By KATIE WATTS / Petaluma Towns Correspondent
The law office of Bridget Mackay is at Fourth and C streets, next to the post office. You can’t see Petaluma’s town clock from her office, although you can hear it chime if the windows are open. Yet Mackay chose the clock for the symbol on her business card because it is the city’s best-known landmark.
The venerable timepiece was not born in Petaluma, though it has resided here almost all of its 131 years. Its official birth date and place, according to a plate on the side of its framework, is April 8, 1882, at the Seth Thomas clockworks in Thomaston, Conn. The story that it came around Cape Horn on a clipper ship, while romantic, may not be accurate – it could have arrived via the transcontinental railroad.
Its home has always been on top of the three-story Masonic Building, at the corner of Main and Western streets. (Main Street is now Petaluma Boulevard.)
The Masons, explained George Whitten, Lodge treasurer, “have had a presence in Petaluma since 1855. In 1878 the Petaluma Masonic Hall Association was formed, with the intent to construct a building for use by the various Masonic orders, purchasing the prestigious downtown corner location from George P. McNear.”

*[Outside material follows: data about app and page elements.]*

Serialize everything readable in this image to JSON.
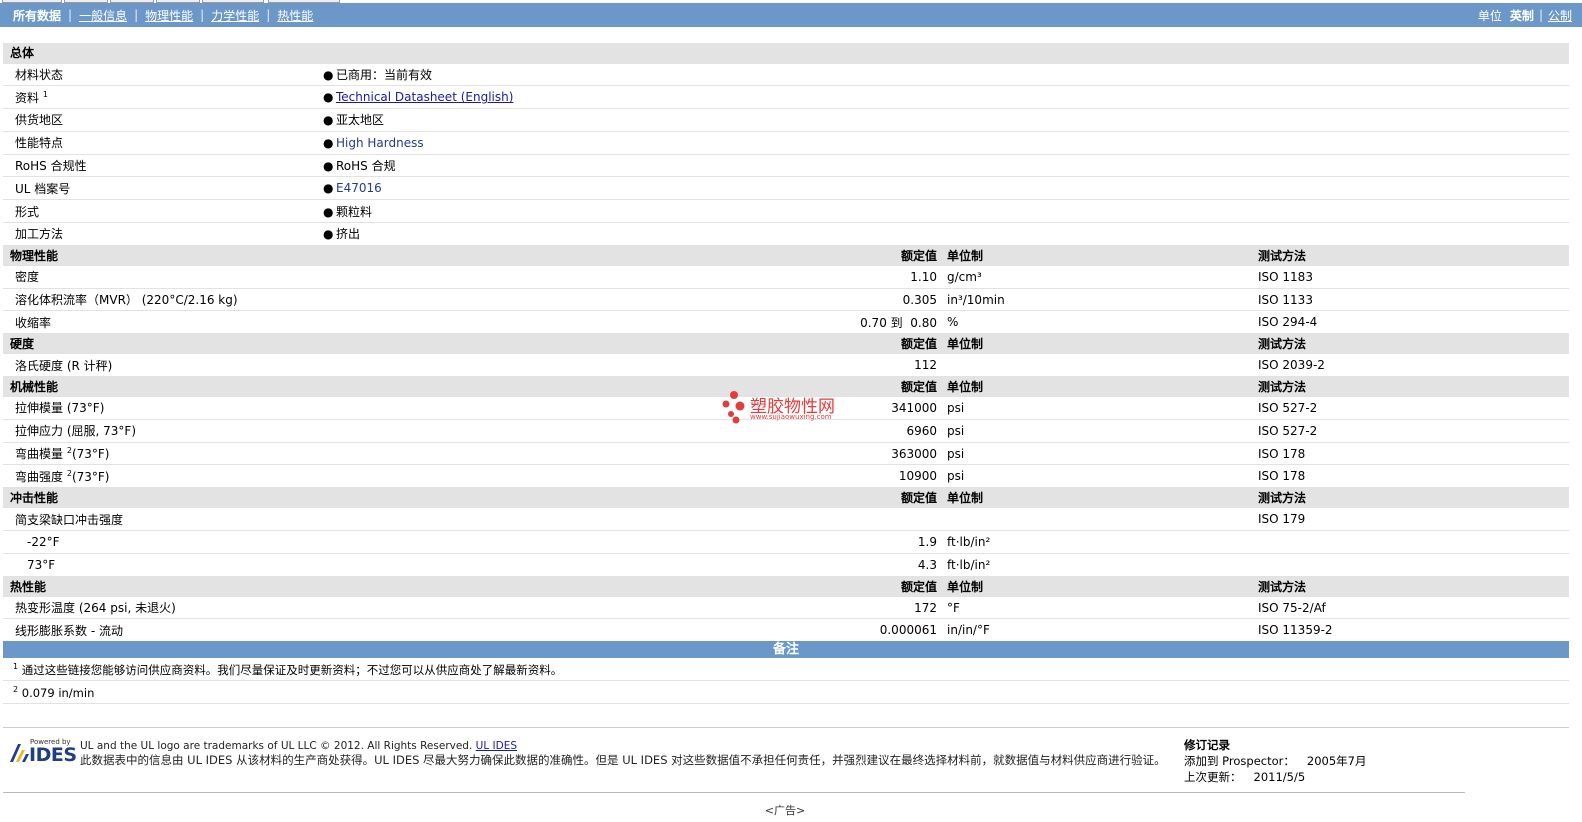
{
  "nav": {
    "items": [
      "所有数据",
      "一般信息",
      "物理性能",
      "力学性能",
      "热性能"
    ],
    "unit_label": "单位",
    "unit_options": [
      "英制",
      "公制"
    ]
  },
  "general": {
    "title": "总体",
    "rows": [
      {
        "label": "材料状态",
        "sup": "",
        "value": "已商用：当前有效"
      },
      {
        "label": "资料",
        "sup": "1",
        "value": "Technical Datasheet (English)"
      },
      {
        "label": "供货地区",
        "sup": "",
        "value": "亚太地区"
      },
      {
        "label": "性能特点",
        "sup": "",
        "value": "High Hardness"
      },
      {
        "label": "RoHS 合规性",
        "sup": "",
        "value": "RoHS 合规"
      },
      {
        "label": "UL 档案号",
        "sup": "",
        "value": "E47016"
      },
      {
        "label": "形式",
        "sup": "",
        "value": "颗粒料"
      },
      {
        "label": "加工方法",
        "sup": "",
        "value": "挤出"
      }
    ]
  },
  "col_heads": {
    "value": "额定值",
    "unit": "单位制",
    "test": "测试方法"
  },
  "physical": {
    "title": "物理性能",
    "rows": [
      {
        "label": "密度",
        "cond": "",
        "value": "1.10",
        "unit": "g/cm³",
        "test": "ISO 1183"
      },
      {
        "label": "溶化体积流率（MVR）",
        "cond": "(220°C/2.16 kg)",
        "value": "0.305",
        "unit": "in³/10min",
        "test": "ISO 1133"
      },
      {
        "label": "收缩率",
        "cond": "",
        "value": "0.70 到  0.80",
        "unit": "%",
        "test": "ISO 294-4"
      }
    ]
  },
  "hardness": {
    "title": "硬度",
    "rows": [
      {
        "label": "洛氏硬度",
        "cond": "(R 计秤)",
        "value": "112",
        "unit": "",
        "test": "ISO 2039-2"
      }
    ]
  },
  "mechanical": {
    "title": "机械性能",
    "rows": [
      {
        "label": "拉伸模量",
        "sup": "",
        "cond": "(73°F)",
        "value": "341000",
        "unit": "psi",
        "test": "ISO 527-2"
      },
      {
        "label": "拉伸应力",
        "sup": "",
        "cond": "(屈服, 73°F)",
        "value": "6960",
        "unit": "psi",
        "test": "ISO 527-2"
      },
      {
        "label": "弯曲模量",
        "sup": "2",
        "cond": "(73°F)",
        "value": "363000",
        "unit": "psi",
        "test": "ISO 178"
      },
      {
        "label": "弯曲强度",
        "sup": "2",
        "cond": "(73°F)",
        "value": "10900",
        "unit": "psi",
        "test": "ISO 178"
      }
    ]
  },
  "impact": {
    "title": "冲击性能",
    "parent": {
      "label": "简支梁缺口冲击强度",
      "test": "ISO 179"
    },
    "rows": [
      {
        "label": "-22°F",
        "value": "1.9",
        "unit": "ft·lb/in²"
      },
      {
        "label": "73°F",
        "value": "4.3",
        "unit": "ft·lb/in²"
      }
    ]
  },
  "thermal": {
    "title": "热性能",
    "rows": [
      {
        "label": "热变形温度",
        "cond": "(264 psi, 未退火)",
        "value": "172",
        "unit": "°F",
        "test": "ISO 75-2/Af"
      },
      {
        "label": "线形膨胀系数 - 流动",
        "cond": "",
        "value": "0.000061",
        "unit": "in/in/°F",
        "test": "ISO 11359-2"
      }
    ]
  },
  "notes": {
    "title": "备注",
    "items": [
      {
        "sup": "1",
        "text": "通过这些链接您能够访问供应商资料。我们尽量保证及时更新资料；不过您可以从供应商处了解最新资料。"
      },
      {
        "sup": "2",
        "text": "0.079 in/min"
      }
    ]
  },
  "footer": {
    "logo_powered": "Powered by",
    "logo_name": "IDES",
    "trademark": "UL and the UL logo are trademarks of UL LLC © 2012. All Rights Reserved.",
    "trademark_link": "UL IDES",
    "disclaimer": "此数据表中的信息由  UL IDES 从该材料的生产商处获得。UL IDES 尽最大努力确保此数据的准确性。但是  UL IDES 对这些数据值不承担任何责任，并强烈建议在最终选择材料前，就数据值与材料供应商进行验证。",
    "revision_title": "修订记录",
    "added_label": "添加到 Prospector：",
    "added_value": "2005年7月",
    "updated_label": "上次更新：",
    "updated_value": "2011/5/5",
    "ad": "<广告>"
  },
  "watermark": {
    "name": "塑胶物性网",
    "url": "www.sujiaowuxing.com"
  },
  "colors": {
    "nav_bg": "#6b98c9",
    "section_bg": "#e3e3e3",
    "link": "#1a1aa6",
    "watermark": "#e43b3b"
  }
}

Before construction began, Whitten said, locals suggested a town clock be put on top of the building and in September, 1881, the following article, headed “Ho, for the Town Clock,” ran in the Argus.

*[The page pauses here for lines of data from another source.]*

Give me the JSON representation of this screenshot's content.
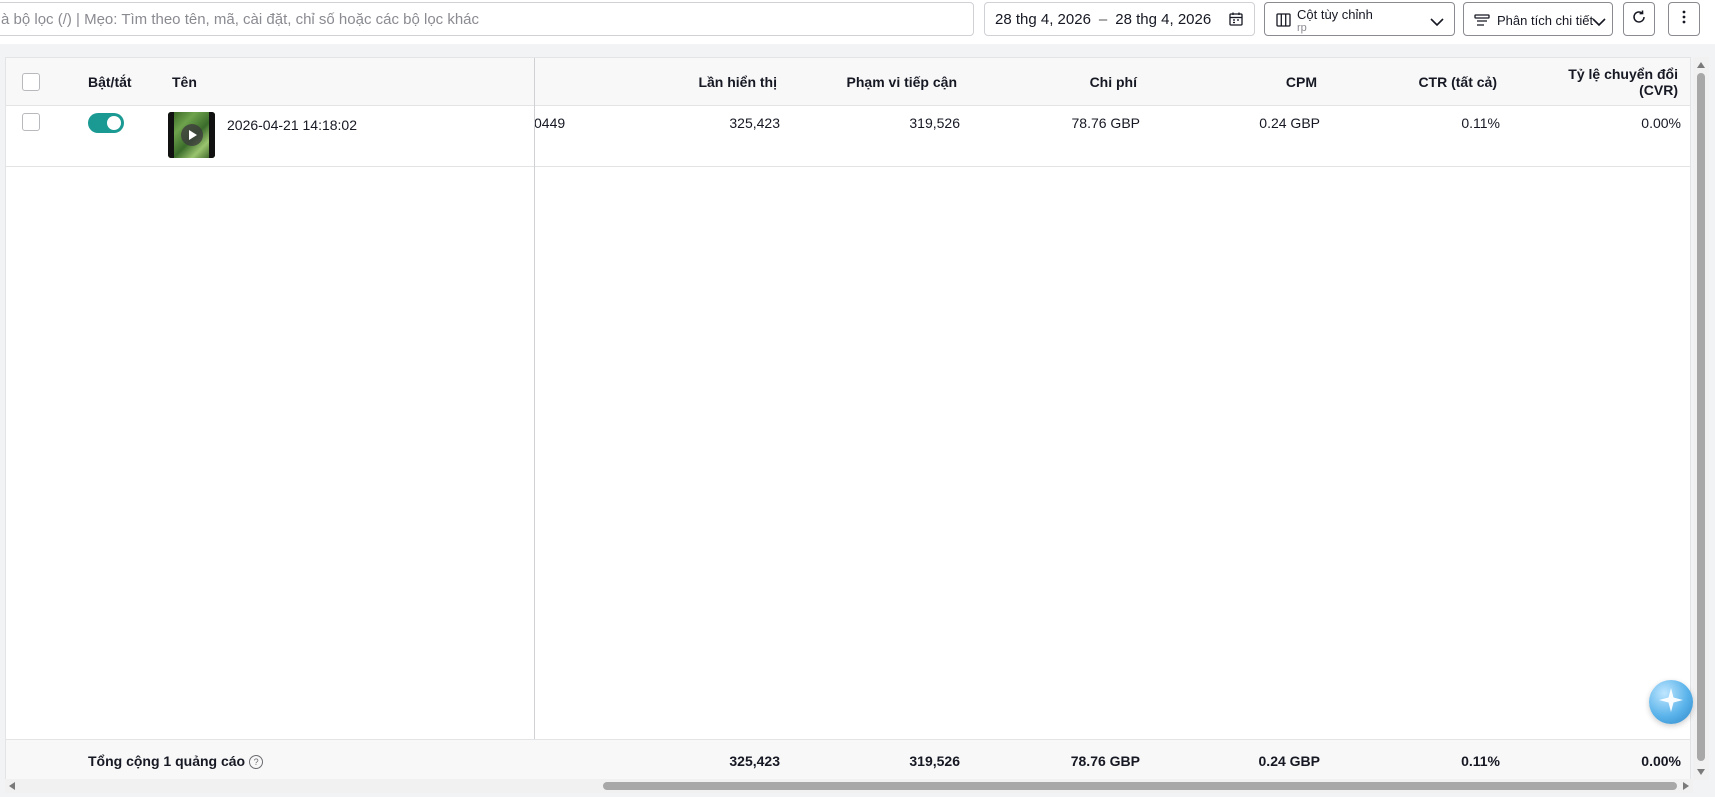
{
  "toolbar": {
    "search_placeholder": "à bộ lọc (/) | Mẹo: Tìm theo tên, mã, cài đặt, chỉ số hoặc các bộ lọc khác",
    "date_start": "28 thg 4, 2026",
    "date_separator": "–",
    "date_end": "28 thg 4, 2026",
    "columns_label": "Cột tùy chỉnh",
    "columns_sub": "rp",
    "breakdown_label": "Phân tích chi tiết"
  },
  "table": {
    "headers": {
      "toggle": "Bật/tắt",
      "name": "Tên",
      "impressions": "Lần hiển thị",
      "reach": "Phạm vi tiếp cận",
      "cost": "Chi phí",
      "cpm": "CPM",
      "ctr": "CTR (tất cả)",
      "cvr_line1": "Tỷ lệ chuyển đổi",
      "cvr_line2": "(CVR)"
    },
    "rows": [
      {
        "enabled": true,
        "name": "2026-04-21 14:18:02",
        "id_fragment": "0449",
        "impressions": "325,423",
        "reach": "319,526",
        "cost": "78.76 GBP",
        "cpm": "0.24 GBP",
        "ctr": "0.11%",
        "cvr": "0.00%"
      }
    ],
    "footer": {
      "label": "Tổng cộng 1 quảng cáo",
      "help": "?",
      "impressions": "325,423",
      "reach": "319,526",
      "cost": "78.76 GBP",
      "cpm": "0.24 GBP",
      "ctr": "0.11%",
      "cvr": "0.00%"
    }
  },
  "colors": {
    "toggle_on": "#1a9a93",
    "header_bg": "#f8f8f8",
    "border": "#e3e4e6"
  }
}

“The Petaluma Minstrel Club will give a grand entertainment in about two weeks, the net proceeds to be applied to the Town Clock fund. The boys will give a rousing night’s fun , and of course, everybody will go. The town clock is a public necessity. The young want it to tell time to go to school, the old to tell what time to go home,. Men want it so that they can pawn their watches, and women want it so they can look out their chamber windows and see if their husbands lie when they come home. The clock will not only be a great convenience, but will prove a positive conservator of public morals.”
In December, the Argus reported the tower had “received its finishing touches of ornamentation and notwithstanding the uncomplimentary criticisms of many at first, presents to the cultured and artistic eye, a really neat and tasty appearance.”
The bell for the tower arrived in April, and on May 18, 1882, the town clock arrived on the Steamer Pilot. It was hoisted to the roof and placed in the steepled, wooden tower that had been built for it. It took a while for the clock to work properly, but by mid-June was properly counting the hours. One member of the Petaluma Minstrel Club was reported as saying he regretted the part he took in raising funds for the timepiece “because he couldn’t fool his mother anymore when getting home late.”
Although the clock lives on top of the Masonic Building, Whitten explained it has always been the property of, and maintained by, the city. Generally the relationship has run smoothly, but Whitten spoke of 1932, when the 50-year-old wooden tower was damaging the building during wind and rain storms. A public subscription was begun, but “it was the height of the Depression, and not enough funds could be raised.” Furthermore, he said, “word got out the Masons were removing the clock tower – which is not good p.r.,” he added dryly.
So the Masons made an arrangement with the city. “If the city would deed the tower to the Masons and forward them the funds that had been raised, they would pay for replacement of the tower.”
This worked, and in place of the dilapidated wooden tower rose the current, handsome, copper-clad clock tower. “The old clock is saved,” reported the Argus, “and the people will be very happy.”
The final cost of the tower, reported Whitten, was $2,000, “quite a sum during the Depression.”
The clock faithfully continued to announce minutes and hours until 2005, when it stopped completely. Its mechanism hadworn out.
Repair estimates ranged up to $50,000. Eventually, Frank Penry, electrical supervisor and city traffic engineer, made arrangements with the Eastern Oregon Correctional Institution in Pendleton, Ore., where clocksmith Gary Kopperud led a team of 70 inmates who were certified in clock repair. Because it was prison labor, the final cost was about $5,500.
When the repaired clock was returned, it was displayed at the Petaluma Museum before being returned to the clock tower and its regular job. “Hopefully,” Whitten said, “It will last another hundred-odd years before it has to be rebuilt again.”
The town clock, he continued, is the symbol of Petaluma. “City of Petaluma information features the clock tower; the Petaluma Downtown Association uses it. And when people ask where the Masonic Lodge is, the answer is, ‘it’s where the town clock is.’
“It’s not just a piece of machinery,” Whitten concluded. “It’s a work of art.”
More Sonoma County landmarks: